Varsity Blood centers on a high school cheerleading squad and football team that take to an abandoned farmhouse for a Halloween celebration. They plan to screw, smoke drugs, and paint the town red. What they are not expecting is a ruthless killer dressed as their school mascot crashing their bitchin’ party. The killer knows that the members of the varsity squad helped cover up a murder the year before and is intent upon making the young athletes pay for what they’ve done…with their lives!
Varsity Blood is far from perfect but it gets a lot of things right. It is surprisingly funny for a low-budget horror film that has flown largely under the radar until recently.
As far as originality, there is not a lot of it in Varsity Blood. The film is comprised of a lot of ‘80s slasher movie clichés set to a modern backdrop but what saves the picture from being totally derivative or plain unwatchable is the fact that its characters are well scripted, animated, and witty.
The acting in Varsity Blood is not great but the film is full of fast-talking dialogue that makes it much more memorable than it ought to be. Varsity Blood is rife with amusing exchanges between its colorful cast of characters, like: “Welcome to Hell, ShitHeads.
Another component that makes up for the sometimes-wooden acting in Varsity Blood is the utter zealousness with which the performances are delivered. The campiness is undeniably intentional and is clearly intended as a tribute to the slasher films of the ‘80s that were certain to be full of inexperienced performers performing badly.
If you are the type of horror fan that expects a hefty does of nudity in a slasher film, you will not be disappointed with Varsity Blood. There’s plenty of nakedness contained within the film’s roughly 90-minute runtime. In one particularly memorable scene, a character refers to one of her breasts as bread and the other as butter. She then goes on to assure each of them that they will make her a lot of money one day.
Varsity Blood bears certain similarities to the recently released All Cheerleaders Die. All Cheerleaders Die has Varsity Blood beat in the originality department, but Varsity Blood is more focused than the sometimes-schizophrenic All Cheerleaders Die.
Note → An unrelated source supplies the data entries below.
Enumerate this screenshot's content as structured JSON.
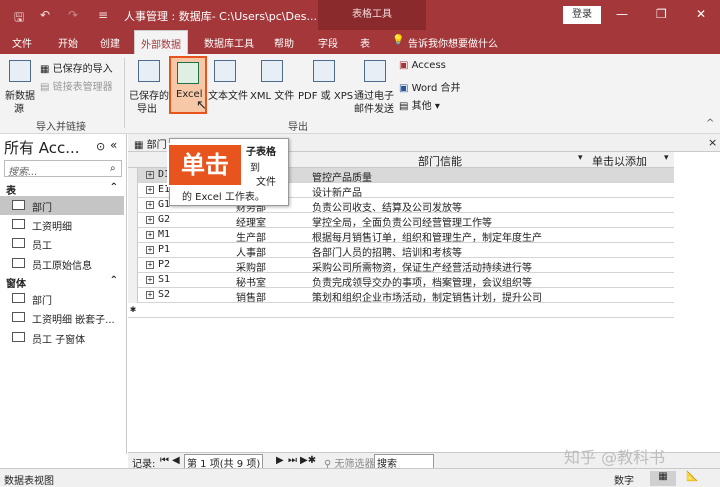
{
  "window": {
    "title": "人事管理 : 数据库- C:\\Users\\pc\\Des...",
    "context_tab": "表格工具",
    "login_button": "登录",
    "undo": "↶",
    "redo": "↷",
    "qa_more": "≡",
    "minimize": "—",
    "restore": "❐",
    "close": "✕"
  },
  "menu": {
    "items": [
      "文件",
      "开始",
      "创建",
      "外部数据",
      "数据库工具",
      "帮助",
      "字段",
      "表"
    ],
    "active_index": 3,
    "tell_me": "告诉我你想要做什么"
  },
  "ribbon": {
    "import_group": {
      "new_source_line1": "新数据",
      "new_source_line2": "源",
      "saved_imports": "已保存的导入",
      "linked_table_manager": "链接表管理器",
      "label": "导入并链接"
    },
    "export_group": {
      "saved_exports_line1": "已保存的",
      "saved_exports_line2": "导出",
      "excel": "Excel",
      "text_file": "文本文件",
      "xml_file": "XML 文件",
      "pdf_xps": "PDF 或 XPS",
      "email_line1": "通过电子",
      "email_line2": "邮件发送",
      "access": "Access",
      "word_merge": "Word 合并",
      "more": "其他",
      "label": "导出"
    },
    "collapse": "^"
  },
  "nav_pane": {
    "title": "所有 Acc...",
    "search_placeholder": "搜索...",
    "sections": [
      {
        "name": "表",
        "items": [
          "部门",
          "工资明细",
          "员工",
          "员工原始信息"
        ]
      },
      {
        "name": "窗体",
        "items": [
          "部门",
          "工资明细 嵌套子...",
          "员工 子窗体"
        ]
      }
    ],
    "selected": "部门"
  },
  "document": {
    "tab_label": "部门",
    "close": "×",
    "columns": [
      "",
      "部门信能",
      "单击以添加"
    ],
    "rows": [
      {
        "id": "D1",
        "name": "",
        "desc": "管控产品质量"
      },
      {
        "id": "E1",
        "name": "",
        "desc": "设计新产品"
      },
      {
        "id": "G1",
        "name": "财务部",
        "desc": "负责公司收支、结算及公司发放等"
      },
      {
        "id": "G2",
        "name": "经理室",
        "desc": "掌控全局，全面负责公司经营管理工作等"
      },
      {
        "id": "M1",
        "name": "生产部",
        "desc": "根据每月销售订单，组织和管理生产，制定年度生产"
      },
      {
        "id": "P1",
        "name": "人事部",
        "desc": "各部门人员的招聘、培训和考核等"
      },
      {
        "id": "P2",
        "name": "采购部",
        "desc": "采购公司所需物资，保证生产经营活动持续进行等"
      },
      {
        "id": "S1",
        "name": "秘书室",
        "desc": "负责完成领导交办的事项，档案管理，会议组织等"
      },
      {
        "id": "S2",
        "name": "销售部",
        "desc": "策划和组织企业市场活动，制定销售计划，提升公司"
      }
    ],
    "new_row_marker": "✱"
  },
  "tooltip": {
    "title": "导出到 Excel 电子表格",
    "line1": "将所选对象导出到",
    "line2": "Microsoft Excel 文件",
    "line3": "的 Excel 工作表。",
    "partial_title": "子表格",
    "partial_line1": "到",
    "partial_line2": "文件"
  },
  "annotation": {
    "label": "单击"
  },
  "record_nav": {
    "label": "记录:",
    "position": "第 1 项(共 9 项)",
    "filter": "无筛选器",
    "search": "搜索"
  },
  "status_bar": {
    "left": "数据表视图",
    "right": "数字"
  },
  "watermark": "知乎 @教科书"
}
In addition to being a sendup to ‘80s slasher films, Varsity Blood also takes some of its cues from the giallos of years past. There is quite a bit of misdirection and the film gives us no reason to suspect the actual culprit until their identity is revealed. Some might consider that a cheap plot device but I saw it as homage to the early days of Argento and Bava.
One of my chief complaints with Varsity Blood is that the exposition is extremely clunky. It’s thrown in at an awkward time and recited in the most banal fashion possible. The expository dialogue lacks a lot of the flare that the other scenes in the film are overflowing with. It’s as if writer/director Jake Helgren (Bloody Homecoming) said: “Well, it’s gotta go somewhere. I guess I’ll stick it here.”
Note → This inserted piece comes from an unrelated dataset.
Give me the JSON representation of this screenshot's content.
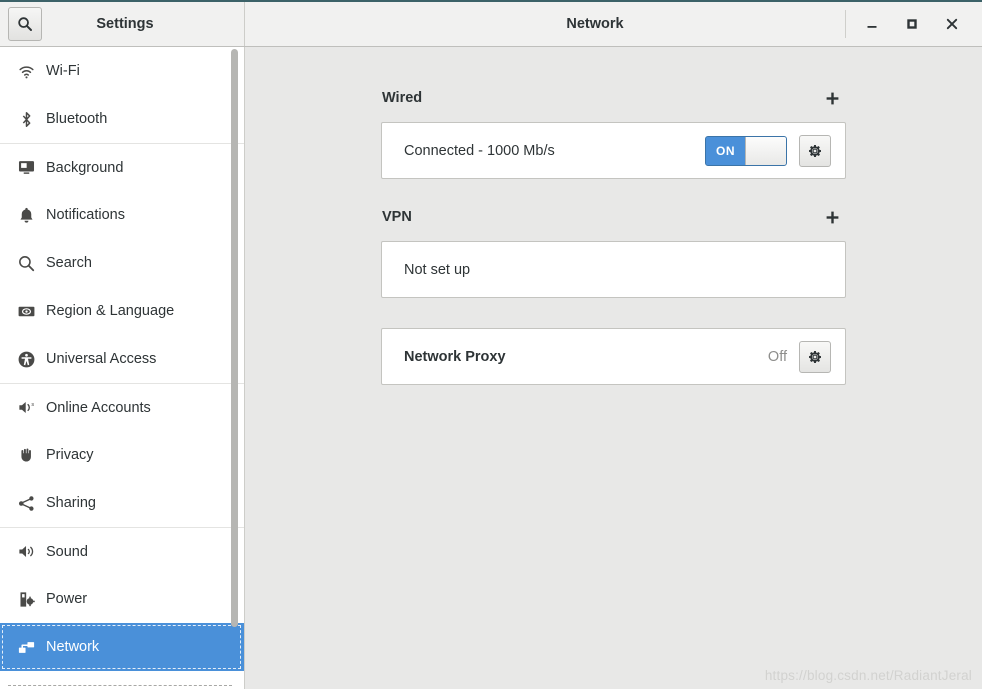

The film will see release on DVD tomorrow (8-19). You don’t need to drop what you’re doing to get your hands on a copy. It’s not going to change the face of horror. But Varsity Blood certainly has its moments and it’s ultimately quite a bit of fun. It’s worth a rental and tt will inevitably hit the Netflix streaming platform. So, either way, check it out and see what you think. I was pleasantly surprised by how witty it is. Gone into with proper expectations, this is the kind of film ‘80s slasher fans will enjoy.
Director(s): Jake Helgren
Writer(s): Jake Helgren
Stars: Lexi Giovagnoli, Debbie Rochon, Wesley Scott, Jesse Ferraro
Release: August 19th, 2014
Studio/ Production Co: Image Entertainment, RLJ Entertainment
Length: 87 Minutes